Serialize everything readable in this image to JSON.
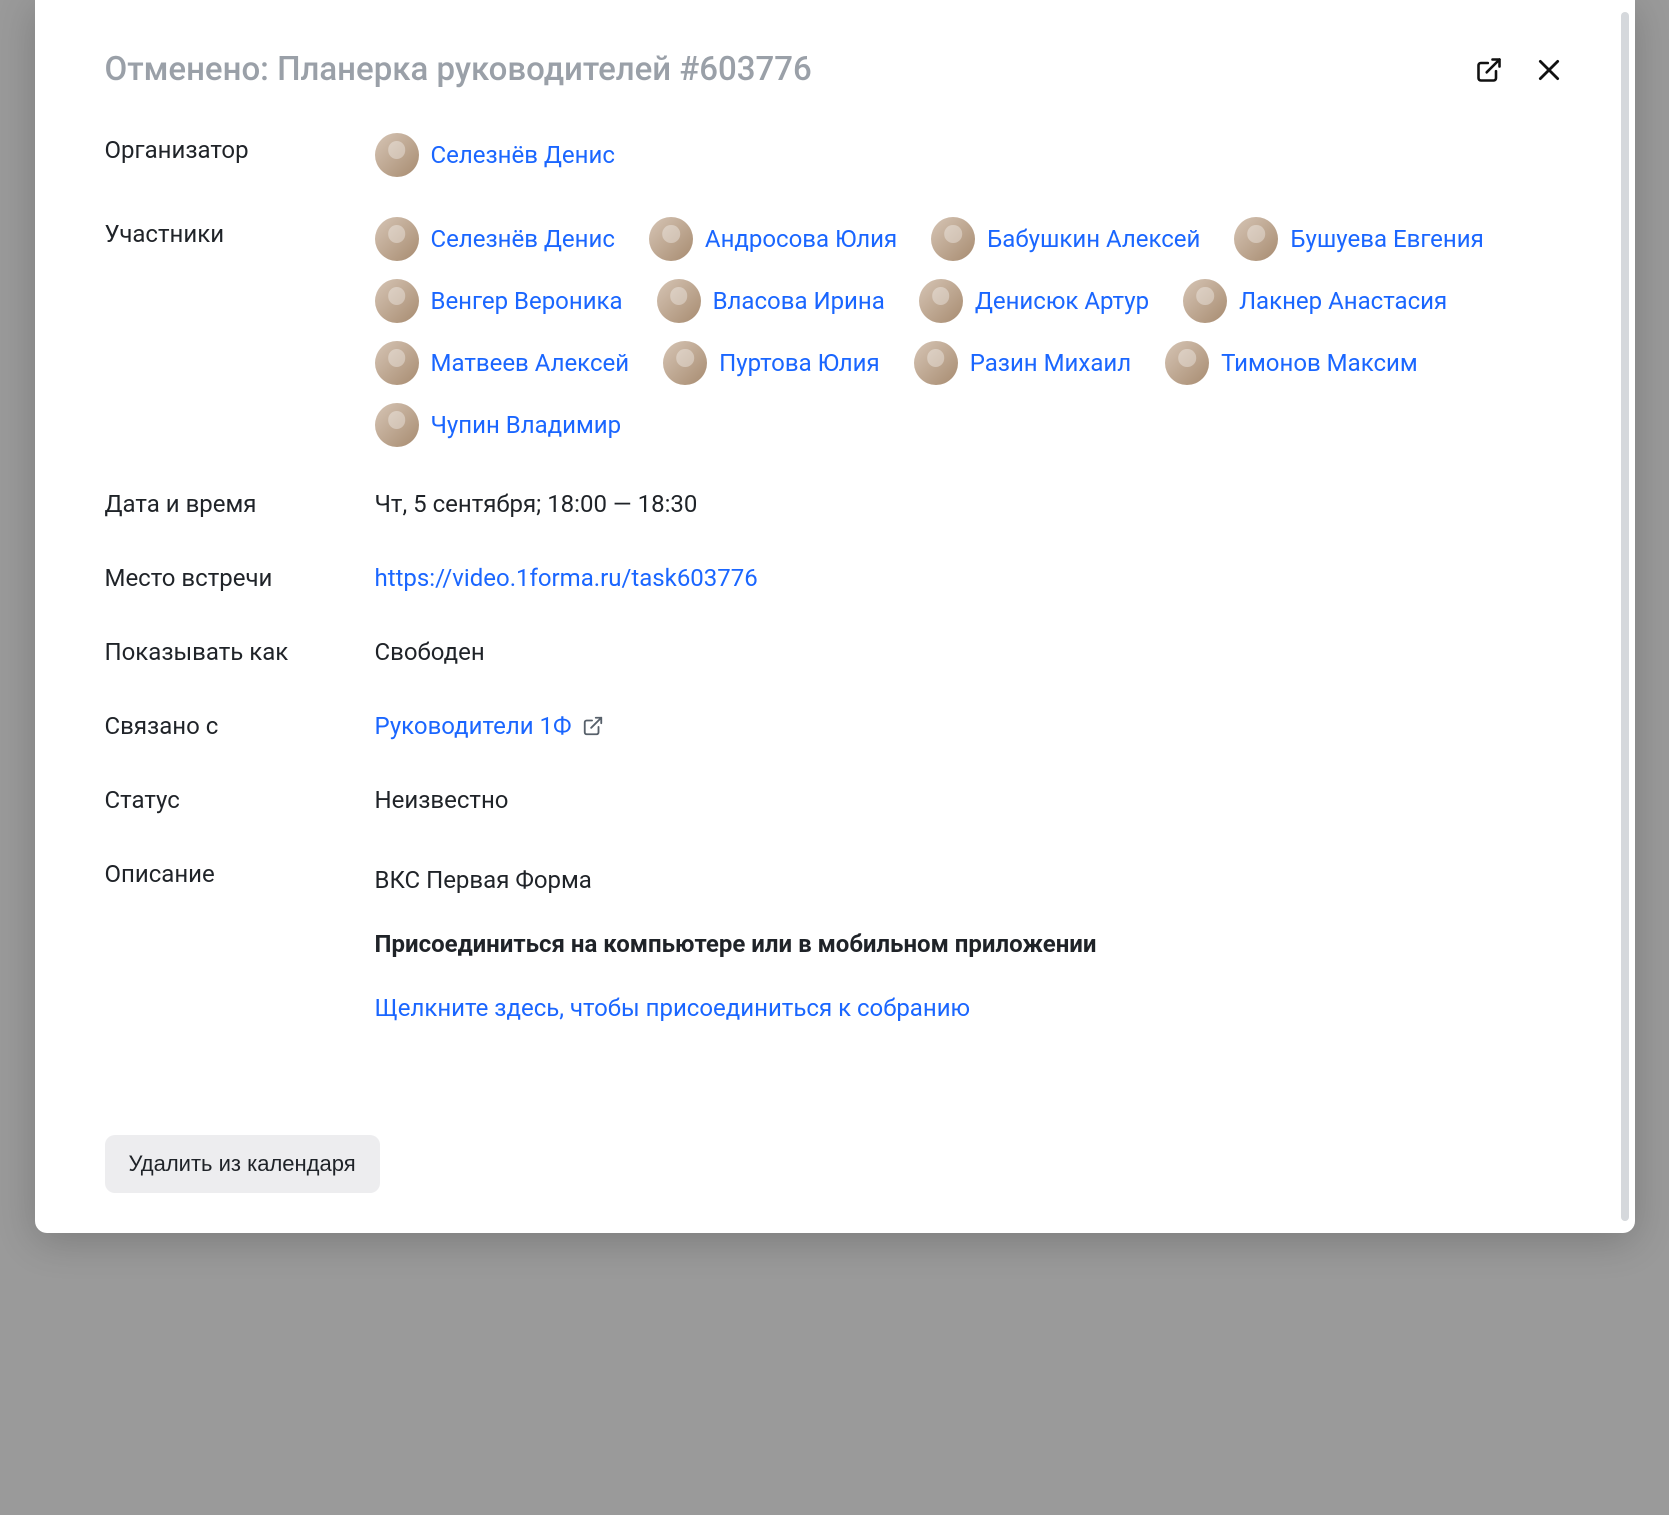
{
  "header": {
    "title": "Отменено: Планерка руководителей #603776"
  },
  "labels": {
    "organizer": "Организатор",
    "participants": "Участники",
    "datetime": "Дата и время",
    "location": "Место встречи",
    "show_as": "Показывать как",
    "related": "Связано с",
    "status": "Статус",
    "description": "Описание"
  },
  "organizer": {
    "name": "Селезнёв Денис"
  },
  "participants": [
    {
      "name": "Селезнёв Денис"
    },
    {
      "name": "Андросова Юлия"
    },
    {
      "name": "Бабушкин Алексей"
    },
    {
      "name": "Бушуева Евгения"
    },
    {
      "name": "Венгер Вероника"
    },
    {
      "name": "Власова Ирина"
    },
    {
      "name": "Денисюк Артур"
    },
    {
      "name": "Лакнер Анастасия"
    },
    {
      "name": "Матвеев Алексей"
    },
    {
      "name": "Пуртова Юлия"
    },
    {
      "name": "Разин Михаил"
    },
    {
      "name": "Тимонов Максим"
    },
    {
      "name": "Чупин Владимир"
    }
  ],
  "datetime": "Чт, 5 сентября; 18:00 — 18:30",
  "location_url": "https://video.1forma.ru/task603776",
  "show_as": "Свободен",
  "related": {
    "label": "Руководители 1Ф"
  },
  "status": "Неизвестно",
  "description": {
    "line1": "ВКС Первая Форма",
    "heading": "Присоединиться на компьютере или в мобильном приложении",
    "join_link": "Щелкните здесь, чтобы присоединиться к собранию"
  },
  "footer": {
    "delete_label": "Удалить из календаря"
  }
}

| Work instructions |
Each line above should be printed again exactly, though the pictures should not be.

| Answer to the problem |
Serialize everything readable in this image to JSON.
{
  "header": {
    "title": "Отменено: Планерка руководителей #603776"
  },
  "labels": {
    "organizer": "Организатор",
    "participants": "Участники",
    "datetime": "Дата и время",
    "location": "Место встречи",
    "show_as": "Показывать как",
    "related": "Связано с",
    "status": "Статус",
    "description": "Описание"
  },
  "organizer": {
    "name": "Селезнёв Денис"
  },
  "participants": [
    {
      "name": "Селезнёв Денис"
    },
    {
      "name": "Андросова Юлия"
    },
    {
      "name": "Бабушкин Алексей"
    },
    {
      "name": "Бушуева Евгения"
    },
    {
      "name": "Венгер Вероника"
    },
    {
      "name": "Власова Ирина"
    },
    {
      "name": "Денисюк Артур"
    },
    {
      "name": "Лакнер Анастасия"
    },
    {
      "name": "Матвеев Алексей"
    },
    {
      "name": "Пуртова Юлия"
    },
    {
      "name": "Разин Михаил"
    },
    {
      "name": "Тимонов Максим"
    },
    {
      "name": "Чупин Владимир"
    }
  ],
  "datetime": "Чт, 5 сентября; 18:00 — 18:30",
  "location_url": "https://video.1forma.ru/task603776",
  "show_as": "Свободен",
  "related": {
    "label": "Руководители 1Ф"
  },
  "status": "Неизвестно",
  "description": {
    "line1": "ВКС Первая Форма",
    "heading": "Присоединиться на компьютере или в мобильном приложении",
    "join_link": "Щелкните здесь, чтобы присоединиться к собранию"
  },
  "footer": {
    "delete_label": "Удалить из календаря"
  }
}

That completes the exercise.